Do Neurotic Extraverts Procrastinate More?
How individual differences may influence emotion-regulation.
Posted Mar 12, 2019
Most of us can schedule or plan to act on an intention, but when the time comes as noted in our schedule or plan we think, “I don’t want to” . . . “I don’t feel like it” . . . and even, “I’ll feel more like it tomorrow.” It’s pretty clear that our “not doing” is about our feelings or emotions.
Given the centrality of emotions in understanding procrastination, it stands to reason that psychological factors that affect our emotion regulation will be very important in understanding our resilience to or risk for procrastination. Today, I want to focus on traits as a factor to consider.
Most readers of Psychology Today are probably familiar with the Big Five personality traits: Conscientiousness, Agreeableness, Neuroticism, Openness to Experience and Extraversion (easy to remember as CANOE). If this is new to you, you could learn more from this early blog post where I summarized research that examined the relation between measures of these traits and procrastination.
Two of these super traits are very much related to how we feel: Extraversion and Neuroticism. Typically, extraverts report more positive emotions while those high in neuroticism (low emotional stability) report more negative emotions. The interesting thing is that these traits can co-exist in an individual. You can be both high in extraversion and neuroticism. These neurotic extraverts are also known to be high in “affect intensity.”
Affect is just another word that captures emotions in psychology. So, you can think about high affect intensity people as those who experience strong positive emotions as well as strong negative emotions. For example, when something happens to someone who scores high on a measure of affect intensity, he or she reacts strongly. It can be a roller coaster of emotions.
So, what does affect intensity have to do with procrastination?
To understand this, it will help to think about the usual flow of events in our lives that leads to procrastination. Let’s consider these as a series of steps.
- You face a task that makes you feel frustrated or bored or resentful or anxious or pick your typical negative emotion here. Your reaction is “I don’t want to!” “I don’t feel like it!”
- You don’t want to feel this way (that’s human nature, isn’t it?), and you certainly don’t want to do the task, that much is clear.

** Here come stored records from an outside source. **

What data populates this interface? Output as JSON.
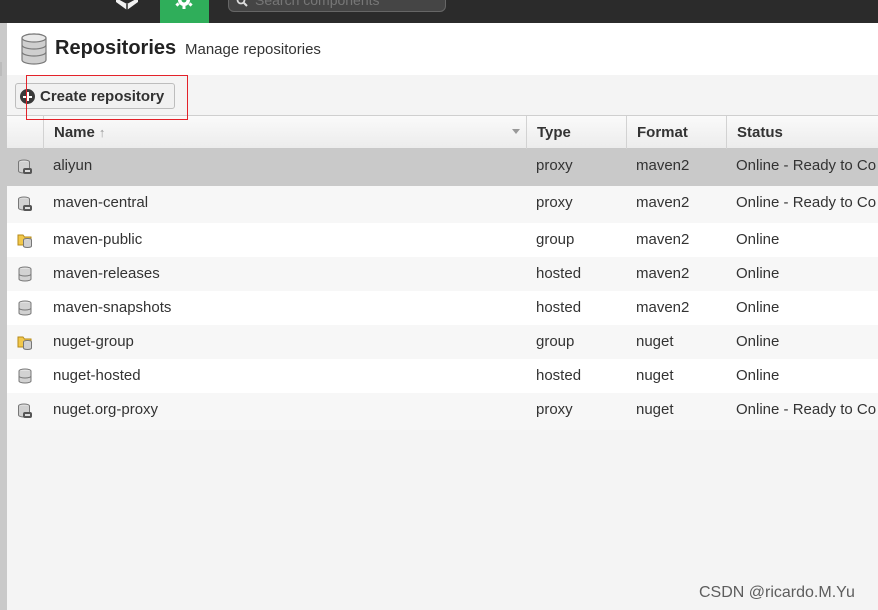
{
  "topbar": {
    "search_placeholder": "Search components",
    "icons": [
      "cube-icon",
      "gear-icon",
      "search-icon"
    ],
    "accent_color": "#2fae5a"
  },
  "page": {
    "title": "Repositories",
    "subtitle": "Manage repositories",
    "icon": "database-icon"
  },
  "toolbar": {
    "create_label": "Create repository",
    "create_icon": "plus-circle-icon",
    "highlight_color": "#e3222a"
  },
  "grid": {
    "columns": [
      "Name",
      "Type",
      "Format",
      "Status"
    ],
    "sort_indicator": "↑",
    "rows": [
      {
        "name": "aliyun",
        "type": "proxy",
        "format": "maven2",
        "status": "Online - Ready to Co",
        "icon": "proxy-repo-icon"
      },
      {
        "name": "maven-central",
        "type": "proxy",
        "format": "maven2",
        "status": "Online - Ready to Co",
        "icon": "proxy-repo-icon"
      },
      {
        "name": "maven-public",
        "type": "group",
        "format": "maven2",
        "status": "Online",
        "icon": "group-repo-icon"
      },
      {
        "name": "maven-releases",
        "type": "hosted",
        "format": "maven2",
        "status": "Online",
        "icon": "hosted-repo-icon"
      },
      {
        "name": "maven-snapshots",
        "type": "hosted",
        "format": "maven2",
        "status": "Online",
        "icon": "hosted-repo-icon"
      },
      {
        "name": "nuget-group",
        "type": "group",
        "format": "nuget",
        "status": "Online",
        "icon": "group-repo-icon"
      },
      {
        "name": "nuget-hosted",
        "type": "hosted",
        "format": "nuget",
        "status": "Online",
        "icon": "hosted-repo-icon"
      },
      {
        "name": "nuget.org-proxy",
        "type": "proxy",
        "format": "nuget",
        "status": "Online - Ready to Co",
        "icon": "proxy-repo-icon"
      }
    ]
  },
  "watermark": "CSDN @ricardo.M.Yu"
}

- You have learned that if you avoid the task you can avoid the emotion (at least temporarily).
- So, you put off the task for another day (“I’ll feel more like it tomorrow” “I work better under pressure”).
I will have more to say about why we think we’ll feel more like it tomorrow in a future post. For now, let’s just leave the process to this series of events. To recap, you face an aversive task, you don’t like the feelings associated with the task, so you avoid the task to avoid the feelings. This is very rewarding, and it can quickly set up a “procrastination habit.”
I argue that personality makes a difference to this process. If I experience my emotions intensely, then the negative emotions I experience when facing a negative task can feel overwhelming – “I can’t stand that task!” sort of thing. At the same time, the positive emotions I anticipate feeling when I put the task off and engage in some other temptation (YouTube, Social Media, etc.) are also strongly positive. The net effect is that those of us who are high in affect intensity are more prone to procrastination. At least that’s the theory and our hypothesis.
One of my graduate students is doing a study right now to test this hypothesis. As I await his results, I spend a great deal of time reflecting on how my inability to regulate my emotions as well as others I know may have everything to do with some basic personality traits. Yes, I’m a neurotic extravert prone to strong emotional responses. Life is never boring, and in fact, research shows that we neurotic extraverts who are high in affect intensity wouldn’t want it any other way. Our affect intensity keeps life interesting, and we can see others’ lives and response to them as sort of boring.
That said, there is a “ying and a yang” to most things (two edges to the sword is another way to think about it), and there are costs to strong emotional reactions as well. The classic example from the research literature is how frustration intolerance is related to procrastination. If you can’t tolerate frustration well, you’re more likely to procrastinate. So, if you experience emotions strongly and the emotion you’re having right now is frustration with the task at hand, well, you can see where this is going, you’re more likely to “give in to feel good.” You’re off to some other temptation and the task at hand can wait for future self.
Poor future self, if only we could develop some empathy for that guy! Oh, we can actually, and we have research that demonstrates that. Developing empathy for future self and mindful emotion regulation may well be the most important strategies for reigning present self in a bit and getting stuff done!